I briefly mentioned Dr. Oz in my recent post about NY Med (and the healthcare social media firing). It’s clear to anyone watching the show that Dr. Oz is there for the celebrity factor and not for the actual medical work. He’s always “partnered” with another cardiologist who provides the actual patient care. Of course, I don’t really care too much that he’s on it or not. If it gives them a boost in ratings, good. I like the show.
However, I don’t know a single doctor that likes Dr. Oz and I know many of them who hate Dr. Oz. With this in mind, I found this interview with a medical student whose trying to “take down” Dr. Oz quite interesting. Here’s a short take on what this med student is doing:
Last year, Mazer brought a policy before the Medical Society of the State of New York—where Dr. Oz is licensed—requesting that they consider regulating the advice of famous physicians in the media. His idea: Treat health advice on TV in the same vein as expert testimony, which already has established guidelines for truthfulness.
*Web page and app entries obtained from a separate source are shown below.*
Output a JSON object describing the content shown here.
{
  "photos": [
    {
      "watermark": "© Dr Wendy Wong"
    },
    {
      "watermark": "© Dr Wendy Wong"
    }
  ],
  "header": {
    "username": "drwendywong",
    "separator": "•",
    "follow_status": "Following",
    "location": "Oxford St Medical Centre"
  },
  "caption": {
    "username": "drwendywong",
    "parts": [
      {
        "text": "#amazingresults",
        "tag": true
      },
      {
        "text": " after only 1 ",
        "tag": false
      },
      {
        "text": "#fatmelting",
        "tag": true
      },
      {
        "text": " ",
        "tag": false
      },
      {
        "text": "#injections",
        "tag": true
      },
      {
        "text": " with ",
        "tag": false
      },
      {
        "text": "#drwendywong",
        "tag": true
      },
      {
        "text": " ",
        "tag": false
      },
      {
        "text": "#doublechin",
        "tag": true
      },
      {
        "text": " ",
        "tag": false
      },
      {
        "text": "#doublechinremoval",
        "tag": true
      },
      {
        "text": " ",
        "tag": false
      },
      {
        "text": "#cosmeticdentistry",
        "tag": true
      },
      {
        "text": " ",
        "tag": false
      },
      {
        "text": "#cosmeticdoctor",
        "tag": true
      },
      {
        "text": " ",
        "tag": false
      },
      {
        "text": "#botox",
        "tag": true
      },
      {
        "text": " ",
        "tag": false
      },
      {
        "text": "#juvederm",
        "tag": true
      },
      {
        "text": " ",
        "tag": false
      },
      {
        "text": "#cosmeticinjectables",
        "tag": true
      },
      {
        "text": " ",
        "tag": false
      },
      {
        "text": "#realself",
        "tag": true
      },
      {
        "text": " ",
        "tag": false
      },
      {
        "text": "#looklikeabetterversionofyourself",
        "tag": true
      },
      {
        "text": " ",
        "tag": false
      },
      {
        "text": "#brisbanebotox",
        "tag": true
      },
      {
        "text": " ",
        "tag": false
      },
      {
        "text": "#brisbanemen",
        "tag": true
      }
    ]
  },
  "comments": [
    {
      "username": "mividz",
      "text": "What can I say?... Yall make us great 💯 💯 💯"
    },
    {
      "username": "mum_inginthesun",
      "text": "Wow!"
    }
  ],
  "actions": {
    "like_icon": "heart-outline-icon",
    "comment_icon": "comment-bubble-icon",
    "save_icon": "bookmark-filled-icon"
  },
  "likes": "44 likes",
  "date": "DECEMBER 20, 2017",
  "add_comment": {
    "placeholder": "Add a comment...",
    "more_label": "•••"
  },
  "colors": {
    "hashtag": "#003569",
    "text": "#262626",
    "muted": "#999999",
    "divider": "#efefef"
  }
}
Although, this quote is really powerful as well, “DR. OZ HAS SOMETHING LIKE 4-MILLION VIEWERS A DAY. THE AVERAGE PHYSICIAN DOESN’T SEE A MILLION PATIENTS IN THEIR LIFETIME.”
This is absolutely one of the problems with social media and other medium like television. The person with the biggest voice doesn’t always have the best information. In fact, sometimes the wrong information is the best way to grow an audience. What’s popular is not always what’s right.
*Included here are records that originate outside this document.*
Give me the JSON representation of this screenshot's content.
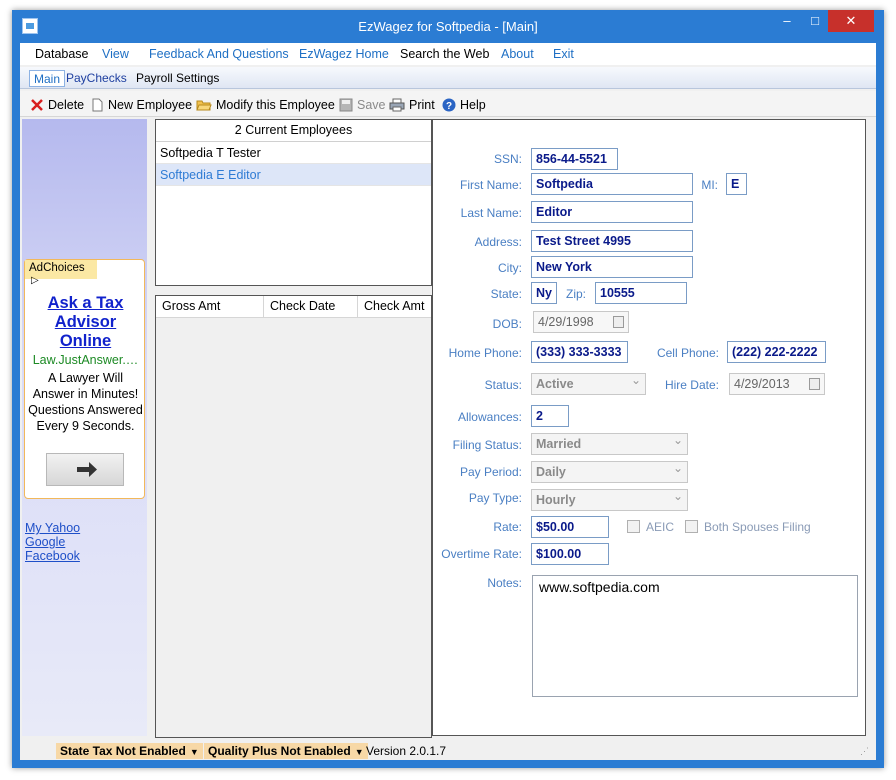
{
  "window": {
    "title": "EzWagez for Softpedia - [Main]",
    "controls": {
      "minimize": "–",
      "maximize": "□",
      "close": "✕"
    }
  },
  "menu": {
    "items": [
      "Database",
      "View",
      "Feedback And Questions",
      "EzWagez Home",
      "Search the Web",
      "About",
      "Exit"
    ]
  },
  "tabs": {
    "items": [
      "Main",
      "PayChecks",
      "Payroll Settings"
    ]
  },
  "toolbar": {
    "delete": "Delete",
    "new_employee": "New Employee",
    "modify": "Modify this Employee",
    "save": "Save",
    "print": "Print",
    "help": "Help"
  },
  "sidebar": {
    "ad": {
      "adchoices": "AdChoices",
      "title": "Ask a Tax Advisor Online",
      "url": "Law.JustAnswer.…",
      "body": "A Lawyer Will Answer in Minutes! Questions Answered Every 9 Seconds."
    },
    "links": [
      "My Yahoo",
      "Google",
      "Facebook"
    ]
  },
  "employees": {
    "header": "2 Current Employees",
    "list": [
      "Softpedia T Tester",
      "Softpedia E Editor"
    ]
  },
  "checks": {
    "columns": [
      "Gross Amt",
      "Check Date",
      "Check Amt"
    ]
  },
  "form": {
    "ssn": {
      "label": "SSN:",
      "value": "856-44-5521"
    },
    "first_name": {
      "label": "First Name:",
      "value": "Softpedia"
    },
    "mi": {
      "label": "MI:",
      "value": "E"
    },
    "last_name": {
      "label": "Last Name:",
      "value": "Editor"
    },
    "address": {
      "label": "Address:",
      "value": "Test Street 4995"
    },
    "city": {
      "label": "City:",
      "value": "New York"
    },
    "state": {
      "label": "State:",
      "value": "Ny"
    },
    "zip": {
      "label": "Zip:",
      "value": "10555"
    },
    "dob": {
      "label": "DOB:",
      "value": "4/29/1998"
    },
    "home_phone": {
      "label": "Home Phone:",
      "value": "(333) 333-3333"
    },
    "cell_phone": {
      "label": "Cell Phone:",
      "value": "(222) 222-2222"
    },
    "status": {
      "label": "Status:",
      "value": "Active"
    },
    "hire_date": {
      "label": "Hire Date:",
      "value": "4/29/2013"
    },
    "allowances": {
      "label": "Allowances:",
      "value": "2"
    },
    "filing_status": {
      "label": "Filing Status:",
      "value": "Married"
    },
    "pay_period": {
      "label": "Pay Period:",
      "value": "Daily"
    },
    "pay_type": {
      "label": "Pay Type:",
      "value": "Hourly"
    },
    "rate": {
      "label": "Rate:",
      "value": "$50.00"
    },
    "aeic": {
      "label": "AEIC"
    },
    "both_spouses": {
      "label": "Both Spouses Filing"
    },
    "overtime_rate": {
      "label": "Overtime Rate:",
      "value": "$100.00"
    },
    "notes": {
      "label": "Notes:",
      "value": "www.softpedia.com"
    }
  },
  "statusbar": {
    "state_tax": "State Tax Not Enabled",
    "quality_plus": "Quality Plus Not Enabled",
    "version": "Version 2.0.1.7"
  },
  "colors": {
    "title_bar": "#2b7cd3",
    "close_button": "#c7302b",
    "field_text": "#0a1a8a",
    "label_text": "#4a7fc3",
    "selected_row": "#dde6f8"
  }
}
Mazer in his interview highlights the biggest problem with some of the things that Dr. Oz says. The movement in healthcare has largely been towards evidence based medicine. I think that movement will only grow stronger as we can prove the effectiveness of care even better. However, many of the things on Dr. Oz’s show go contrary to evidence based medicine. This leaves the patient-doctor relationship at a cross roads when a patient chooses to follow something they’ve seen on TV versus the advice of the doctor (even if the doctor is on the side of evidence).
Dr. Oz aside, the same principle applies to other information patients might find on the internet. Many doctors would like to just brush this aside and say that patients should “trust” them since there’s bad information on the internet or there’s a bigger picture. That might work in the short term, but won’t last long term.
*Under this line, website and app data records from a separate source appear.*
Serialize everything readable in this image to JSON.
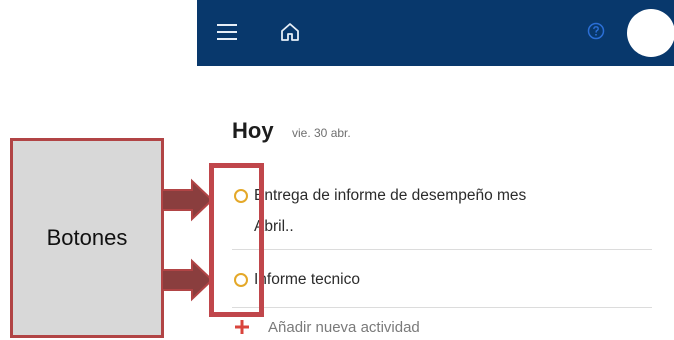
{
  "header": {
    "menu_icon": "hamburger-menu-icon",
    "home_icon": "home-icon",
    "help_icon": "help-circle-icon",
    "bar_color": "#08386c"
  },
  "day": {
    "title": "Hoy",
    "date": "vie. 30 abr."
  },
  "tasks": [
    {
      "line1": "Entrega de informe de desempeño mes",
      "line2": "Abril..",
      "status": "pending"
    },
    {
      "line1": "Informe tecnico",
      "status": "pending"
    }
  ],
  "add_activity": {
    "label": "Añadir nueva actividad",
    "icon": "plus-icon",
    "accent_color": "#d9443c"
  },
  "annotation": {
    "label": "Botones",
    "border_color": "#c0464b"
  }
}
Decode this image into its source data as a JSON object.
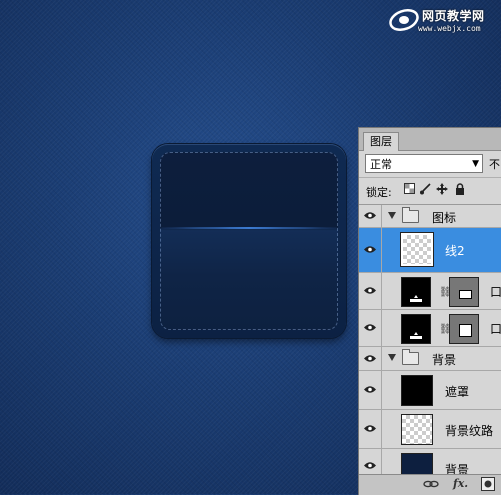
{
  "watermark": {
    "title": "网页教学网",
    "url": "www.webjx.com"
  },
  "panel": {
    "tab_label": "图层",
    "blend_mode": "正常",
    "opacity_label": "不",
    "lock_label": "锁定:",
    "layers": [
      {
        "name": "图标",
        "kind": "group",
        "visible": true
      },
      {
        "name": "线2",
        "kind": "layer",
        "visible": true,
        "selected": true,
        "thumb": "transparent"
      },
      {
        "name": "口",
        "kind": "shape-mask",
        "visible": true,
        "thumb": "black"
      },
      {
        "name": "口",
        "kind": "shape-mask",
        "visible": true,
        "thumb": "black"
      },
      {
        "name": "背景",
        "kind": "group",
        "visible": true
      },
      {
        "name": "遮罩",
        "kind": "layer",
        "visible": true,
        "thumb": "black"
      },
      {
        "name": "背景纹路",
        "kind": "layer",
        "visible": true,
        "thumb": "transparent"
      },
      {
        "name": "背景",
        "kind": "layer",
        "visible": true,
        "thumb": "navy"
      }
    ],
    "footer": {
      "link_icon": "link-icon",
      "fx_label": "fx.",
      "mask_icon": "add-mask-icon"
    }
  },
  "colors": {
    "background": "#1a3c72",
    "selection": "#3a8de0",
    "panel": "#d6d6d6"
  }
}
Long term doctors are going to have to take a collaborative approach with patients. As patients we just have to be careful that we don’t take it too far. Collaboration means that the patient needs to be collaborative as well.
The other way for doctors to battle the misinformation out there is to provide quality sources of trusted information. One way this will happen is on the physician website. Instead of being a glorified yellow page ad, the physician website is going to have to do more to engage and educate patients. That’s part of the opportunity and vision for Physia. It’s an exciting time to be in healthcare…if you like change.